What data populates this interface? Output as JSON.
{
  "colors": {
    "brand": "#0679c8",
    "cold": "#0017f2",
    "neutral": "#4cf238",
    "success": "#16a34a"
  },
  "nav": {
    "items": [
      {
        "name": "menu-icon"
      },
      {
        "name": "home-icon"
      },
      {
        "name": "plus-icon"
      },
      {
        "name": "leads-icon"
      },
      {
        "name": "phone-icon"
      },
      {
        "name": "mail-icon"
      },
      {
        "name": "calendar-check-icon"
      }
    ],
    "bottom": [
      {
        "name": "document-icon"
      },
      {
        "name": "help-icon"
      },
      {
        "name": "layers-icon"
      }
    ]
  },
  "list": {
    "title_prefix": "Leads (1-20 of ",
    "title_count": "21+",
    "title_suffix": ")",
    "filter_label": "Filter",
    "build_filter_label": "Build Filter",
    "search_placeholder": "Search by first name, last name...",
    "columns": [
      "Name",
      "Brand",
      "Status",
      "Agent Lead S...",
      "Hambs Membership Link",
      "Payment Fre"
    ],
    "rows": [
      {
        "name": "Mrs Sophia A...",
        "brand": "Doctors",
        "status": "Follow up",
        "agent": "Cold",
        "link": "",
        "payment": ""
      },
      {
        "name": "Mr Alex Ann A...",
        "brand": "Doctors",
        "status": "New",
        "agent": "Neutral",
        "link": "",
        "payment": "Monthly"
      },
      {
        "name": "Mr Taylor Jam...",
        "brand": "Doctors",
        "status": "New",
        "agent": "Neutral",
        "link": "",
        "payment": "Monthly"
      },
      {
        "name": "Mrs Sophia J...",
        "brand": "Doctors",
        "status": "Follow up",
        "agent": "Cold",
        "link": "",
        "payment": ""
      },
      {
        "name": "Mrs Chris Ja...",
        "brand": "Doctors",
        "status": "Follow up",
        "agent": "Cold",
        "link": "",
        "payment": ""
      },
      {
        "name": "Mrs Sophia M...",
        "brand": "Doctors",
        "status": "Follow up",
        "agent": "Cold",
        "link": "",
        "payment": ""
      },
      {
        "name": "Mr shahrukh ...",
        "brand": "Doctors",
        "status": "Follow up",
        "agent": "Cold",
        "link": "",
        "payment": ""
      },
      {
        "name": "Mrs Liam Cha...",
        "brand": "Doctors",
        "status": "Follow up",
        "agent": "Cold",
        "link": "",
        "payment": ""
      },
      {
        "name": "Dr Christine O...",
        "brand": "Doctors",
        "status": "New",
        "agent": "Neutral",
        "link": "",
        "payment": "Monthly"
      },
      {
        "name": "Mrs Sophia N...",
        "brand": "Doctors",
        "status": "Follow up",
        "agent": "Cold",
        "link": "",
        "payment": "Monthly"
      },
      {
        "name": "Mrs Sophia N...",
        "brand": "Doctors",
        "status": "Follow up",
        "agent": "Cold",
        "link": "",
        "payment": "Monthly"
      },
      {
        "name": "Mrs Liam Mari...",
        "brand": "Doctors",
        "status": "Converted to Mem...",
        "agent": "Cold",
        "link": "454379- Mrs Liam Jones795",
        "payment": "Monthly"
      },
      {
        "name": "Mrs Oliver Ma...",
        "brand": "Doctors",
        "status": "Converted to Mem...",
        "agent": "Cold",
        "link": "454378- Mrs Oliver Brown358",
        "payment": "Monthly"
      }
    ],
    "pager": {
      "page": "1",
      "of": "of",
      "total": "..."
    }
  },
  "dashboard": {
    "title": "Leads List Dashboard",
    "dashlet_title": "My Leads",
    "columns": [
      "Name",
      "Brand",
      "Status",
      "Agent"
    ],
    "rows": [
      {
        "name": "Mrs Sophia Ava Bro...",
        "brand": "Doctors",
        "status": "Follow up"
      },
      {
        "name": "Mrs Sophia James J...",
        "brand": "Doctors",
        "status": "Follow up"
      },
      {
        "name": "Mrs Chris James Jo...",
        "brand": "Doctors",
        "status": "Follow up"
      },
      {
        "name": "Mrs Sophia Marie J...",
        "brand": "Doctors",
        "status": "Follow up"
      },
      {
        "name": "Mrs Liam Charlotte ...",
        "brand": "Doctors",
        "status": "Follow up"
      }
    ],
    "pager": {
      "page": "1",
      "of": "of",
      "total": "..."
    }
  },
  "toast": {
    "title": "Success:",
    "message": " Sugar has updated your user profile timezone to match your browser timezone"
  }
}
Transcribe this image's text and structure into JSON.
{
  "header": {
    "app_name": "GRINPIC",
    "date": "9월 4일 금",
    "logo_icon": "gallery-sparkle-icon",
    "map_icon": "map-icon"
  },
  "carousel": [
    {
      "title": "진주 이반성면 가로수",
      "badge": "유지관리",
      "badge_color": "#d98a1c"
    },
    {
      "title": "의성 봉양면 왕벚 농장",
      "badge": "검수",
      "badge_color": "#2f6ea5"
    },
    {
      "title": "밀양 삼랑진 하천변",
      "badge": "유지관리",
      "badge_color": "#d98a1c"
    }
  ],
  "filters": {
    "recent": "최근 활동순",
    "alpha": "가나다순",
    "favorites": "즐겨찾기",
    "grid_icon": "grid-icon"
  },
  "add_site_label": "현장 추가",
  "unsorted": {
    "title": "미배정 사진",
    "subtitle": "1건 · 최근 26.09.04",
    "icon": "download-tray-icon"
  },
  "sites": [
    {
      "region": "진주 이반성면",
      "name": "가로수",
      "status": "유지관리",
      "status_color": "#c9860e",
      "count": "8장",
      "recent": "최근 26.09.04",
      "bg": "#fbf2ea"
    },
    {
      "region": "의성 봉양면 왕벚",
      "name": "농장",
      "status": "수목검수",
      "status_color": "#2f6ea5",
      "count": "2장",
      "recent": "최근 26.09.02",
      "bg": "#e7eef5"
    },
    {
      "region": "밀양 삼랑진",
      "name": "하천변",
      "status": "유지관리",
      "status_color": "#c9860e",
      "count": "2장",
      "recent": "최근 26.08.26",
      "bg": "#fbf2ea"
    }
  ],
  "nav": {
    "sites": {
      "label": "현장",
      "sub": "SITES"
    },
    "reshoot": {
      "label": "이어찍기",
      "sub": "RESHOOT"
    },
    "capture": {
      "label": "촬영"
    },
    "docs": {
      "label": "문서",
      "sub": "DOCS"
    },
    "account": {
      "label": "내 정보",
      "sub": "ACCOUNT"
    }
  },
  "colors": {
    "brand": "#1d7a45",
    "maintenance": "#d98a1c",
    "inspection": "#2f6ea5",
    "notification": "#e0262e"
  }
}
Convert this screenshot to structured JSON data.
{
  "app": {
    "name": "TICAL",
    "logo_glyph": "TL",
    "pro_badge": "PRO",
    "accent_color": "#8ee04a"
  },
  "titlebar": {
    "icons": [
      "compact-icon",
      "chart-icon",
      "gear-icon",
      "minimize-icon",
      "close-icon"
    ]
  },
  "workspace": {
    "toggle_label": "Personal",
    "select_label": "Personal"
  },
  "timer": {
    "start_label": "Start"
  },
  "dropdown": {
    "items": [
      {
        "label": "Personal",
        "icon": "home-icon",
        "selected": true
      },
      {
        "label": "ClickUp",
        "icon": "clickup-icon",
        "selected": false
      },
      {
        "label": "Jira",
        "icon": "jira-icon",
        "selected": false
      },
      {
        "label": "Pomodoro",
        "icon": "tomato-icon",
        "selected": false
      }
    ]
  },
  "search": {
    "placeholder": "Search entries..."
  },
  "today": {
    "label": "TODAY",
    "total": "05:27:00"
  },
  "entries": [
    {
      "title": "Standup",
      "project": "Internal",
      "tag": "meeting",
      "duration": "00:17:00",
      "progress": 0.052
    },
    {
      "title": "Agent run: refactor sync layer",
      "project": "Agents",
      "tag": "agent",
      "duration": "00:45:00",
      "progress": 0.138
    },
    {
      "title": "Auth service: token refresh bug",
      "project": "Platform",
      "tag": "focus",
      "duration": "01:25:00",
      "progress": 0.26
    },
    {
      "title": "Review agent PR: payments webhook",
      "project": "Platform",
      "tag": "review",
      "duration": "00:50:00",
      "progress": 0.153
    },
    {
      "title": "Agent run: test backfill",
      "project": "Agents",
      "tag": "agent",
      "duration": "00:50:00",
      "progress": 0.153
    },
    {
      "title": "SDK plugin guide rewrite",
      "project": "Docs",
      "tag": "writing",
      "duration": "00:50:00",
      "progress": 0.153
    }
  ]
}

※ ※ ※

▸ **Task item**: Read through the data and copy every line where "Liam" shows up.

▸ **Exercise output**:
        "name": "Mrs Liam Cha...",
        "name": "Mrs Liam Mari...",
        "link": "454379- Mrs Liam Jones795",
        "name": "Mrs Liam Charlotte ...",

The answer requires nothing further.